For some reason a 17 year old plane spotter at Woodley was able to see a Norseman at a distance of 3000 yards with a cloud base at around 500 ft and mist when all other aircraft he reported as hearing but not seeing. He also failed to mention hearing 4 squadrons of B-17's passing some 10 miles to his South flying blind between 2000 and 3000 ft from the 306 Bomb Group at 1320hrs trying to find RAF Greenham Common.
As far as Twinwood and any other airfields operational on the 15th it tends to seem they were not.
At the time of Miller's take off a B-17 with one engine failed was trying to find an airfield to land. The plane was from 401 BG stationed at Beenethorpe.

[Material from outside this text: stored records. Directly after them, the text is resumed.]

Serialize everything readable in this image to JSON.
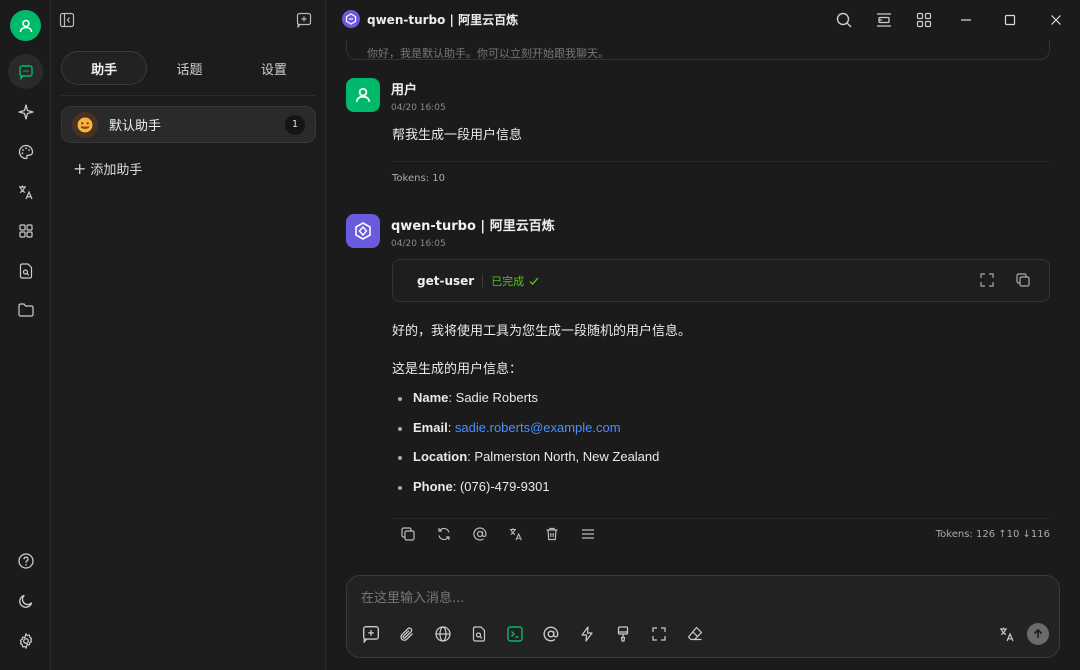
{
  "panel": {
    "tabs": [
      {
        "label": "助手",
        "active": true
      },
      {
        "label": "话题",
        "active": false
      },
      {
        "label": "设置",
        "active": false
      }
    ],
    "assistant": {
      "name": "默认助手",
      "count": "1"
    },
    "add_assistant": "添加助手"
  },
  "header": {
    "title": "qwen-turbo | 阿里云百炼"
  },
  "chat": {
    "clipped_text": "你好，我是默认助手。你可以立刻开始跟我聊天。",
    "user_msg": {
      "name": "用户",
      "time": "04/20 16:05",
      "text": "帮我生成一段用户信息",
      "tokens": "Tokens: 10"
    },
    "bot_msg": {
      "name": "qwen-turbo | 阿里云百炼",
      "time": "04/20 16:05",
      "tool": {
        "name": "get-user",
        "status": "已完成"
      },
      "intro": "好的，我将使用工具为您生成一段随机的用户信息。",
      "lead": "这是生成的用户信息：",
      "fields": [
        {
          "label": "Name",
          "value": "Sadie Roberts"
        },
        {
          "label": "Email",
          "value": "sadie.roberts@example.com"
        },
        {
          "label": "Location",
          "value": "Palmerston North, New Zealand"
        },
        {
          "label": "Phone",
          "value": "(076)-479-9301"
        }
      ],
      "tokens": "Tokens: 126 ↑10 ↓116"
    }
  },
  "composer": {
    "placeholder": "在这里输入消息..."
  },
  "colors": {
    "accent": "#00b96b",
    "link": "#4a90ff",
    "success": "#52c41a",
    "model": "#6a5ae0"
  }
}
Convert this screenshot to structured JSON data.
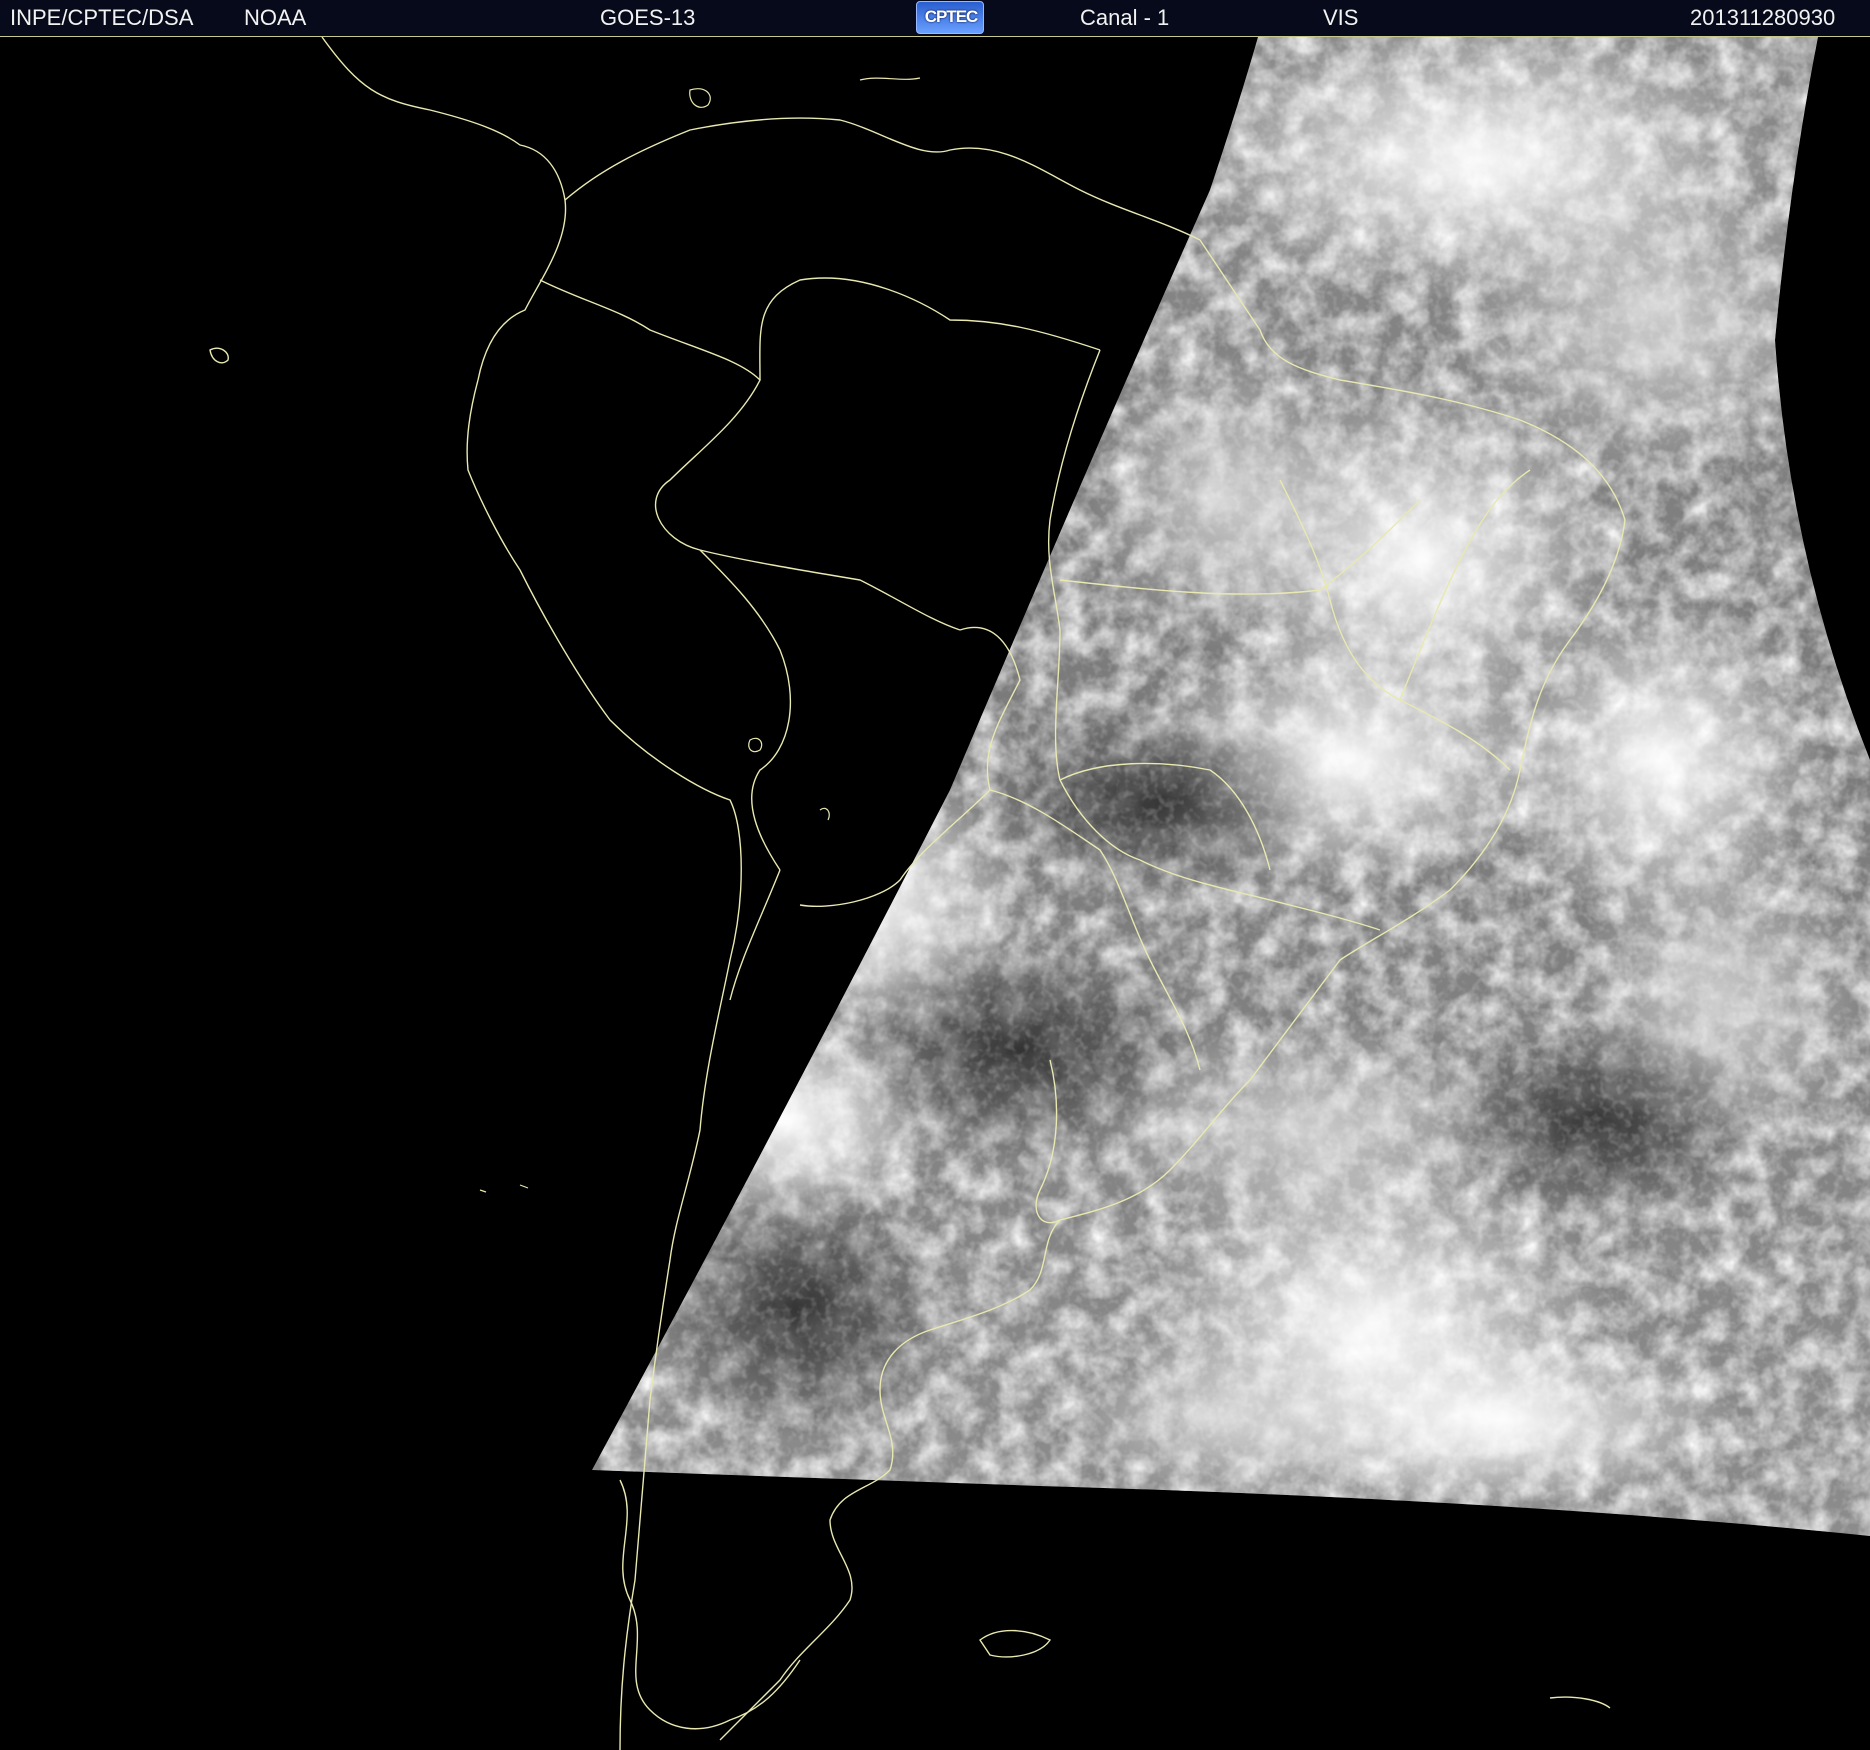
{
  "header": {
    "source": "INPE/CPTEC/DSA",
    "agency": "NOAA",
    "satellite": "GOES-13",
    "logo_text": "CPTEC",
    "channel": "Canal - 1",
    "band": "VIS",
    "timestamp": "201311280930"
  },
  "colors": {
    "background": "#000000",
    "header_background": "#060a1a",
    "coastline": "#e8e8b0",
    "header_text": "#f2f2f2"
  },
  "icons": {
    "logo": "cptec-logo-icon"
  }
}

A mistake that is made by historians and writers is that Miller's plane flew southwest along the command transport route turning southeast somewhere near Maidenhead. The aircraft was not transporting passengers when it departed Abbots Ripton or did it have orders to that fact. There was a window of clearing weather at the airfield which Morgan took advantage of but would not have advanced weather conditions(weather forecasts were classified secret and weather observations were made once an hour)
Morgan would not have known any conditions at Twinwood.
There is no question that if the tower was operational it would have waved him off to land.
The wind was ESE and Morgan took off either runway 9/27 East or 13/29 Southeast not South or Southwest.
After all the research it was clear that the Norseman went down due to the weather conditions and Morgan had no idea what he was about to fly into.
Further research has suggested the plane could have gone down a short distance from Twinwood and I believe there are a couple of indications of that.
If anyone is still looking for the plane and I can be of any help please email me here .
R.J.Ferriter. March 2013.

Extract Of Lieutenant Norman Don Haynes Diary

This extract from the Haynes diary (sent by the Airforce Historical Research Center in 1979) and the pages he wrote for 15 Dec were likely photo copied.
He kept the diary for every day while he was in England.
It's quite possible extra pages were added on to the diary as he was writing a book in 1946 or 47'.
The diary was donated at sometime years after to the Airforce.
This page is assumed not to have been tampered with by anyone else.
Some words have been enhanced for legibilty.
R.J.Ferriter. 2013